Task input:
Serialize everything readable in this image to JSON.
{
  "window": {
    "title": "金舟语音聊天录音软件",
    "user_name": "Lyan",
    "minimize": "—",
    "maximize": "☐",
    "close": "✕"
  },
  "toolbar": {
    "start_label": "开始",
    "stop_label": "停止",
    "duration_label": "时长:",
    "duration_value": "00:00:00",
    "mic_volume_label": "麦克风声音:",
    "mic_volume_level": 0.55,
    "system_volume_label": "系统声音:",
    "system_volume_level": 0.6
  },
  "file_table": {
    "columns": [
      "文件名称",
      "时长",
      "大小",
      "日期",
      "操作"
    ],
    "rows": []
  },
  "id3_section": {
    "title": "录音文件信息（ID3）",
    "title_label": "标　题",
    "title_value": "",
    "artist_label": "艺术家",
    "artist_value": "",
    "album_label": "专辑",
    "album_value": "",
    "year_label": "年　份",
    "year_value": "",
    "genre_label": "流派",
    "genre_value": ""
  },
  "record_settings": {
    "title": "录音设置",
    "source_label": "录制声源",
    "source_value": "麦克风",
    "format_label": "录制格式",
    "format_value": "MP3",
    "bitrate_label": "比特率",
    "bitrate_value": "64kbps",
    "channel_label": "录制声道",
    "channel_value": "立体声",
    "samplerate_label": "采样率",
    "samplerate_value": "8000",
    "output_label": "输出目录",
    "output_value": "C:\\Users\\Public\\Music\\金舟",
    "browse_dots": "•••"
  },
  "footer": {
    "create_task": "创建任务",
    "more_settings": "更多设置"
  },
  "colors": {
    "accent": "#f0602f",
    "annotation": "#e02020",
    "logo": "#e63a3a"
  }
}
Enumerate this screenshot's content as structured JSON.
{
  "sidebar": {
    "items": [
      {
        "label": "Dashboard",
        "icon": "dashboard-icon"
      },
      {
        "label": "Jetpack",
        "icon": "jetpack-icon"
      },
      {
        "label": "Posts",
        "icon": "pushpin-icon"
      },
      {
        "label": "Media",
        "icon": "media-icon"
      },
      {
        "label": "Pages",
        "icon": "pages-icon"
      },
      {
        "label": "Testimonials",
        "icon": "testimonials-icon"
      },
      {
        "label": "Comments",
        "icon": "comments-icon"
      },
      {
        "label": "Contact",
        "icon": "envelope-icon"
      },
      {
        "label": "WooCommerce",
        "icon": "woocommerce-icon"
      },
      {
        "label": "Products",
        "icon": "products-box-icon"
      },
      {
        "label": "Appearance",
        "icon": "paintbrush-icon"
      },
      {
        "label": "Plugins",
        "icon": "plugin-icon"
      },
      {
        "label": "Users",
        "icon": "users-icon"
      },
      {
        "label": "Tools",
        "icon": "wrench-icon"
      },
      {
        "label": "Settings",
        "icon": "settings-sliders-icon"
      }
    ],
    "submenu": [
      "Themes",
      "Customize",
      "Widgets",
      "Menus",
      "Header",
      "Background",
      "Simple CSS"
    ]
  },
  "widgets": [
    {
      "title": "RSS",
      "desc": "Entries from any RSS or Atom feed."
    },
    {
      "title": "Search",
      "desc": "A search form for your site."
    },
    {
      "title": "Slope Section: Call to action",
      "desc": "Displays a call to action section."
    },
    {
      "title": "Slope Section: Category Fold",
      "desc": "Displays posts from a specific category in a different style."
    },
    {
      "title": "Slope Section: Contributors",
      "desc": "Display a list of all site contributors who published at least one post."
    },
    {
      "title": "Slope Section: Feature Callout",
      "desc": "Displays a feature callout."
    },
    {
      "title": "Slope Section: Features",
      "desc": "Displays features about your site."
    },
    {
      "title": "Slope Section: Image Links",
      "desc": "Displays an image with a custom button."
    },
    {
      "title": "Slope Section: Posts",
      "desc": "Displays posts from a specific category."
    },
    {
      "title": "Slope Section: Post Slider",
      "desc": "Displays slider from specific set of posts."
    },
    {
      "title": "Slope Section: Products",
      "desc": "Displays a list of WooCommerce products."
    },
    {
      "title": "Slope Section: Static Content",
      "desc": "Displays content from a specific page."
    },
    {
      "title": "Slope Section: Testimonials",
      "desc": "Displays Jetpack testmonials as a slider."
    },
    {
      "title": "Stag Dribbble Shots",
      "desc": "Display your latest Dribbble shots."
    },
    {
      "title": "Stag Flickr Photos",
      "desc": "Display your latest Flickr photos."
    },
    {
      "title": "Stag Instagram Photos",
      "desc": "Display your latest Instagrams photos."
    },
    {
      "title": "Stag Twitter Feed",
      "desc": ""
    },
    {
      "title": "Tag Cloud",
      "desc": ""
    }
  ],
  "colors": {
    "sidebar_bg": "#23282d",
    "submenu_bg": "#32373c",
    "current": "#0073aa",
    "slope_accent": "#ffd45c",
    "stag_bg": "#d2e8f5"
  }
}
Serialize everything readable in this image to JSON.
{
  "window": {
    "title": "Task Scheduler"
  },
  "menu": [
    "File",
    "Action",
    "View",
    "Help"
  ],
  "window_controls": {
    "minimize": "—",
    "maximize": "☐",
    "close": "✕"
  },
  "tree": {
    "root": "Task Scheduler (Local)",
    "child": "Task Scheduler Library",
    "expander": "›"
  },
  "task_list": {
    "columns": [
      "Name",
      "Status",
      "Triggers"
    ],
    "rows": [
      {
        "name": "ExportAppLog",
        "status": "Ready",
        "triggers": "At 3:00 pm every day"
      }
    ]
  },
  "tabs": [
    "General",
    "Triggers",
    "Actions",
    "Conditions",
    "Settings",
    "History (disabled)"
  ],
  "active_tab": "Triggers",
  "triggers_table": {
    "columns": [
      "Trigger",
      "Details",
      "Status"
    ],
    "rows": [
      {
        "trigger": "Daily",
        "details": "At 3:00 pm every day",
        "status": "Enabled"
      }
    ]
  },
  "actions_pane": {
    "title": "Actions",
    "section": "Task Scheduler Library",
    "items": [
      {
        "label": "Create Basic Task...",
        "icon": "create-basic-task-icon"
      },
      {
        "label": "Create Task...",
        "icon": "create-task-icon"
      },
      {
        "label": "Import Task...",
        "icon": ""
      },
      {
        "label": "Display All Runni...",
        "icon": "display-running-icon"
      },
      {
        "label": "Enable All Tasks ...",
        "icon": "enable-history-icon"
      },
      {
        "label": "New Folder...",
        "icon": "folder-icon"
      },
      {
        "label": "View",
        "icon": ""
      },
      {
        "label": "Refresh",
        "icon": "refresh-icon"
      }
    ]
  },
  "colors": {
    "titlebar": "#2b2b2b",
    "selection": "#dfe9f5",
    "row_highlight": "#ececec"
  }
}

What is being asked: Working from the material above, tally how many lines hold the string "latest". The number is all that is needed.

Your response: 3